Date: Feb 3, 2013 11:29 PM
Subject: Re: Matheology § 203
On 2/3/2013 9:20 PM, Virgil wrote:
> In article
> WM <email@example.com> wrote:
>> On 3 Feb., 22:29, William Hughes <wpihug...@gmail.com> wrote:
>>>>> We can say "every line has the property that it
>>>>> does not contain every initial segment of s"
>>>>> There is no need to use the concept "all".
>>>> Yes, and this is the only sensible way to treat infinity.
>>> So now we have a way of saying
>>> s is not a line of L
>>> e.g. 0.111... is not a line of
>>> because every line, l(n), has the property that
>>> l(n) does not contain every initial
>>> segment of 0.111...
>> But that does not exclude s from being in the list. What finite
>> initial segment (FIS) of 0.111... is missing? Up to every line there
>> is some FIS missing, but every FIS is with certainty in some trailing
>> line. And with FIS(n) all smaller FISs are present.
> But with no FIS are all present.
>>> Is there a sensible way of saying
>>> s is a line of L ?
>> There is no sensible way of saying that 0.111... is more than every
> How about "For all f, (f is a FIS) -> (length(0.111...) > length(f))" .
In view of WM's positions, length(0.111...) would have
to be the value given to a non-existent. In Fregean
description theory, this would be the null class.
So, for all f, null>length(f).

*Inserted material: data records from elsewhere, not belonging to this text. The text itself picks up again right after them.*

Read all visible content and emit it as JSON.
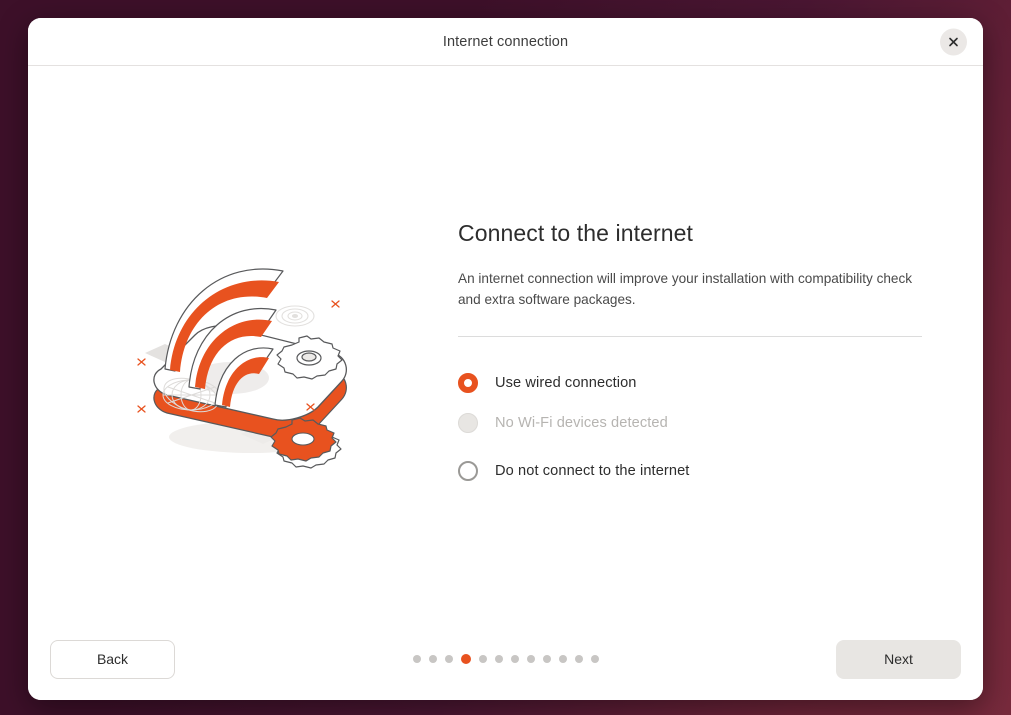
{
  "window": {
    "title": "Internet connection",
    "close_icon": "close-icon"
  },
  "main": {
    "heading": "Connect to the internet",
    "description": "An internet connection will improve your installation with compatibility check and extra software packages.",
    "illustration_name": "cloud-wifi-illustration",
    "options": [
      {
        "label": "Use wired connection",
        "state": "selected",
        "disabled": false
      },
      {
        "label": "No Wi-Fi devices detected",
        "state": "unselected",
        "disabled": true
      },
      {
        "label": "Do not connect to the internet",
        "state": "unselected",
        "disabled": false
      }
    ]
  },
  "footer": {
    "back_label": "Back",
    "next_label": "Next",
    "pager": {
      "total": 12,
      "current": 4
    }
  },
  "colors": {
    "accent": "#e8521f",
    "desktop": "#3d1029",
    "window": "#ffffff",
    "muted_text": "#b6b4b1",
    "button_fill": "#e8e6e3"
  }
}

Next, WM would say that this is fine until the
domain of arguments to the relation '>' is restricted